* **Provided material**
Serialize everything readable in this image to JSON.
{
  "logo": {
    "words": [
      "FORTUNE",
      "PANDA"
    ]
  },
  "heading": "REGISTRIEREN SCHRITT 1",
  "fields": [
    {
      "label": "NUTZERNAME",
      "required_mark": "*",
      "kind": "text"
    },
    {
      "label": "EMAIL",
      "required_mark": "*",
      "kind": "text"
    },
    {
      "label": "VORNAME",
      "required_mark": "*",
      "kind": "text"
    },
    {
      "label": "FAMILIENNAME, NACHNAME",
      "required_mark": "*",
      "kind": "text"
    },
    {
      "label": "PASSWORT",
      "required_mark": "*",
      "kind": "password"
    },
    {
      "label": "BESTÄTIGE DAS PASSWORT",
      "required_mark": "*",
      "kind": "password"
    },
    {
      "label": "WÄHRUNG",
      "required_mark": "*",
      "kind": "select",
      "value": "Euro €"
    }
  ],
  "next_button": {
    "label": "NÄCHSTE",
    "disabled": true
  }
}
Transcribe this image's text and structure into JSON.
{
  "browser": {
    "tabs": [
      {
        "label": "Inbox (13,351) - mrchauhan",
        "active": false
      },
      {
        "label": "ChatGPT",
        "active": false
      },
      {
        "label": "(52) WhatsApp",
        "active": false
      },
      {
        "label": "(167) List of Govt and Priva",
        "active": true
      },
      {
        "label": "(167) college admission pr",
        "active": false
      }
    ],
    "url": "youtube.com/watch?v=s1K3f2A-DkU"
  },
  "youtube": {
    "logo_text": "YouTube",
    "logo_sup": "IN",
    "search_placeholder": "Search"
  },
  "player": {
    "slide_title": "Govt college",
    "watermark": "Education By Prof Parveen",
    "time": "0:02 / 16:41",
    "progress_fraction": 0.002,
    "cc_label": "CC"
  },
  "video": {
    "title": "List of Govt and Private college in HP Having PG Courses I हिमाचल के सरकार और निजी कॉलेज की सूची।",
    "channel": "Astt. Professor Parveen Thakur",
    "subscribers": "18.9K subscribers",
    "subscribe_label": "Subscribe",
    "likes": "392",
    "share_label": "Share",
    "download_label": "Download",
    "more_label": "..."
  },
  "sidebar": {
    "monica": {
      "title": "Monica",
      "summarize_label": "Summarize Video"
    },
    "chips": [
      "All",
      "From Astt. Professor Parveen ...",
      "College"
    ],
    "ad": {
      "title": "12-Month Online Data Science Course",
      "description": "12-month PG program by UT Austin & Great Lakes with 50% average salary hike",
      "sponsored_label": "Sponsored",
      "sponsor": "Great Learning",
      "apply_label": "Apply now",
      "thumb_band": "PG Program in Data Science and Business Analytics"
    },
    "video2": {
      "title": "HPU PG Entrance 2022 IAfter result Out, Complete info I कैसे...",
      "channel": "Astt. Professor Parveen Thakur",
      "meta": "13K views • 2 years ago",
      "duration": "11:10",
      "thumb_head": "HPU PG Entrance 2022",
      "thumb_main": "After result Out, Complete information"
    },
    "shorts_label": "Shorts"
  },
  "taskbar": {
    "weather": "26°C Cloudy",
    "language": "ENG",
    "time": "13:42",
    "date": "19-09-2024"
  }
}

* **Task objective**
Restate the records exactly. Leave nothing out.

* **Result below**
Serialize everything readable in this image to JSON.
{
  "logo": {
    "words": [
      "FORTUNE",
      "PANDA"
    ]
  },
  "heading": "REGISTRIEREN SCHRITT 1",
  "fields": [
    {
      "label": "NUTZERNAME",
      "required_mark": "*",
      "kind": "text"
    },
    {
      "label": "EMAIL",
      "required_mark": "*",
      "kind": "text"
    },
    {
      "label": "VORNAME",
      "required_mark": "*",
      "kind": "text"
    },
    {
      "label": "FAMILIENNAME, NACHNAME",
      "required_mark": "*",
      "kind": "text"
    },
    {
      "label": "PASSWORT",
      "required_mark": "*",
      "kind": "password"
    },
    {
      "label": "BESTÄTIGE DAS PASSWORT",
      "required_mark": "*",
      "kind": "password"
    },
    {
      "label": "WÄHRUNG",
      "required_mark": "*",
      "kind": "select",
      "value": "Euro €"
    }
  ],
  "next_button": {
    "label": "NÄCHSTE",
    "disabled": true
  }
}
Transcribe this image's text and structure into JSON.
{
  "browser": {
    "tabs": [
      {
        "label": "Inbox (13,351) - mrchauhan",
        "active": false
      },
      {
        "label": "ChatGPT",
        "active": false
      },
      {
        "label": "(52) WhatsApp",
        "active": false
      },
      {
        "label": "(167) List of Govt and Priva",
        "active": true
      },
      {
        "label": "(167) college admission pr",
        "active": false
      }
    ],
    "url": "youtube.com/watch?v=s1K3f2A-DkU"
  },
  "youtube": {
    "logo_text": "YouTube",
    "logo_sup": "IN",
    "search_placeholder": "Search"
  },
  "player": {
    "slide_title": "Govt college",
    "watermark": "Education By Prof Parveen",
    "time": "0:02 / 16:41",
    "progress_fraction": 0.002,
    "cc_label": "CC"
  },
  "video": {
    "title": "List of Govt and Private college in HP Having PG Courses I हिमाचल के सरकार और निजी कॉलेज की सूची।",
    "channel": "Astt. Professor Parveen Thakur",
    "subscribers": "18.9K subscribers",
    "subscribe_label": "Subscribe",
    "likes": "392",
    "share_label": "Share",
    "download_label": "Download",
    "more_label": "..."
  },
  "sidebar": {
    "monica": {
      "title": "Monica",
      "summarize_label": "Summarize Video"
    },
    "chips": [
      "All",
      "From Astt. Professor Parveen ...",
      "College"
    ],
    "ad": {
      "title": "12-Month Online Data Science Course",
      "description": "12-month PG program by UT Austin & Great Lakes with 50% average salary hike",
      "sponsored_label": "Sponsored",
      "sponsor": "Great Learning",
      "apply_label": "Apply now",
      "thumb_band": "PG Program in Data Science and Business Analytics"
    },
    "video2": {
      "title": "HPU PG Entrance 2022 IAfter result Out, Complete info I कैसे...",
      "channel": "Astt. Professor Parveen Thakur",
      "meta": "13K views • 2 years ago",
      "duration": "11:10",
      "thumb_head": "HPU PG Entrance 2022",
      "thumb_main": "After result Out, Complete information"
    },
    "shorts_label": "Shorts"
  },
  "taskbar": {
    "weather": "26°C Cloudy",
    "language": "ENG",
    "time": "13:42",
    "date": "19-09-2024"
  }
}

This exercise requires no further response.